later. A few places are offset by a half-hour difference.
But Nepal, in the Himalayas, is the only country with a
fifteen-minute difference! That’s right: When it’s ten in
India, it’s ten fifteen next door in Nepal! That’s because
Nepal still uses its most sacred mountain, Gauri Sankar,
as its own private meridian instead of adopting India’s
standard time. Locals call the fifteen-minute gap “Nepali
stretched time” and use it as an excuse to be a little late
for appointments.
Maps and Geography
KIRIBATI AND SAMOA. For its first fifteen
years of independence, the Pacific island
nation of Kiribati straddled both sides
of the international date line, so it was
always two different days at the same time in Kiribati!
In 1995, it moved its remote eastern islands into the
same time zone as its western half. Coincidentally—or
not—this change makes eastern Kiribati the first nation

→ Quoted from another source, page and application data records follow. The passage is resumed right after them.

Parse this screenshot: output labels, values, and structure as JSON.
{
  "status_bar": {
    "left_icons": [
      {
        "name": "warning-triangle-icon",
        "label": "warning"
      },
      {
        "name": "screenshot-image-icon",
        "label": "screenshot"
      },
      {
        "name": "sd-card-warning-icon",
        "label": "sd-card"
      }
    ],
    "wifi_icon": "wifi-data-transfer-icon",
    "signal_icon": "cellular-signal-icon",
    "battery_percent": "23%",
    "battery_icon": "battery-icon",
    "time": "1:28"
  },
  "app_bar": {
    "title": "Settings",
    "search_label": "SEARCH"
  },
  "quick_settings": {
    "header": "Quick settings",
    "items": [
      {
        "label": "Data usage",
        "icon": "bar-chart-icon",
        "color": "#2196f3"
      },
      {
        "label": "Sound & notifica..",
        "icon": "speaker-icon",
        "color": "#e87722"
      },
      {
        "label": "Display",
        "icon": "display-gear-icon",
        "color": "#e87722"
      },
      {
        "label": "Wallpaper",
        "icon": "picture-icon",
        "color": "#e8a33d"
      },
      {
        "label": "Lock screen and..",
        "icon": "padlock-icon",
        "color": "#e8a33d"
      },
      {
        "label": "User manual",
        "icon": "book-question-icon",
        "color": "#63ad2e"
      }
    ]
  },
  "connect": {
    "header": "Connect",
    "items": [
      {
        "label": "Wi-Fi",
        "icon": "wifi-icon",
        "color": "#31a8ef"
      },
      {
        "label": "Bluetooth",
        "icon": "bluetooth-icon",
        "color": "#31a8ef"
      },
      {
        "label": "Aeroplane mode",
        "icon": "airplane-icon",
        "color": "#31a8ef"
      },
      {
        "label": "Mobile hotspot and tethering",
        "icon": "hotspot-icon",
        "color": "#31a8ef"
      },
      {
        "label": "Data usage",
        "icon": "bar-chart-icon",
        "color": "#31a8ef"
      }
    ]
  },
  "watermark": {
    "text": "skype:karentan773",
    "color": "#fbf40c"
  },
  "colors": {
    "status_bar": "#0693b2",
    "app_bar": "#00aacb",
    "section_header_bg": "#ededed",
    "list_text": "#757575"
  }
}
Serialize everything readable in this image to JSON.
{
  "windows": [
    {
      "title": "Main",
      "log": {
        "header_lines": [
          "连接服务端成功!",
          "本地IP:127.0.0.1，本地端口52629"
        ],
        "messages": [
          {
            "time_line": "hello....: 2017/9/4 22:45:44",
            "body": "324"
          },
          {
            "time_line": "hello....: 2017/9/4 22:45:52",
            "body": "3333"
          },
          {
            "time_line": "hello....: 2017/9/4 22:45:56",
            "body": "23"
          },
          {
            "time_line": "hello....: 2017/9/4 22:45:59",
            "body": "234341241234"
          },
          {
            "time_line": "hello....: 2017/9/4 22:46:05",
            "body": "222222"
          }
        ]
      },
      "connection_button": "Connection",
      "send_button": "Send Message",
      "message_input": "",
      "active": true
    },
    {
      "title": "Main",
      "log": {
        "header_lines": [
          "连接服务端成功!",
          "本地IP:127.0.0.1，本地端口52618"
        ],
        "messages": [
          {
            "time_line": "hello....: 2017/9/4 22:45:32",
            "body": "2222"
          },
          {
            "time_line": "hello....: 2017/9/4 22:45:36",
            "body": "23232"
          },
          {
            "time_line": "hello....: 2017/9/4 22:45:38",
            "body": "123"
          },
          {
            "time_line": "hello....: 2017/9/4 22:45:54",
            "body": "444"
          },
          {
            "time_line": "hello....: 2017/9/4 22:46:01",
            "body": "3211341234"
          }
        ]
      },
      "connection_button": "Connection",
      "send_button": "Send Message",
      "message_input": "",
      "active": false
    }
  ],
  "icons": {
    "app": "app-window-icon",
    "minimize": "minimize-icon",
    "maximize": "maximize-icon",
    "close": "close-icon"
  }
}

on Earth to celebrate the New Year every year. This was
a big tourist draw when the new Millennium dawned on
December 31, 1999!
TRERIKSRØYSA. There are about
twenty places worldwide where
three time zones meet at a single
point. One of the weirdest is this spot on the border of
Norway, Finland, and Russia. All three countries observe
a different time zone, and Russia doesn’t have daylight
saving time. This means that, in the winter, you can walk
west across the border just a few inches and go back in
time four hours! When Norway’s border guards come on
duty at 8 am, their Russian counter­parts across the way
are already breaking for lunch.
Junior Genius Guides
INDIANA. Of all the fifty states, Indiana
has always been the one where it’s hardest
to answer the simple question “What
time is it?” For half of the twentieth century, Indiana went back and forth on the
question of daylight saving time. Often
one town would set their clocks forward every spring,
while the next town down the road wouldn’t. Also, some
Indiana counties would jump back and forth between
central and eastern time every so often. Travelers might
have to change their watches six or seven times driving
across the state. It was a mess! Today there are eighty
Indiana counties in eastern time, but twelve others have
stuck with Central Time.
CHINA. China is really big—the
third-largest nation on Earth in area
and over three thousand miles wide.
You’d expect it to span five of the
world’s conventional time zones. But the Chinese government, in a show of unity, has decreed since 1949
that the whole country, even though it’s bigger than
the United States, should all observe the same time
zone: Beijing time. In other words, when it’s 6:30 am.
Maps and Geography
in Afghanistan, you could step across the border into
western China and find that, even though the sun is just
rising, it’s technically ten o’clock already! You’re late for
work! As you might guess, many farms and communities
just go by the sun and ignore the time Beijing tells them
that it is.
Snow Time for That Now!
What time is it at the South Pole? The South Pole is where
all time zones meet, so it really doesn’t matter how you set
your watch. The sun won’t help: It stays up for six months out
of the year, and then goes down for the other six months!
Antarctic bases tend to keep their time based on the place
their supplies and staff arrive from. The research base at the
bottom of the world is called the Amundsen-Scott South Pole
Station, and it’s an American base where at least fifty people
live year-round. Flights into Amundsen-Scott come from
Christchurch, New Zealand, via America’s McMurdo Station,
so the South Pole observes New Zealand time.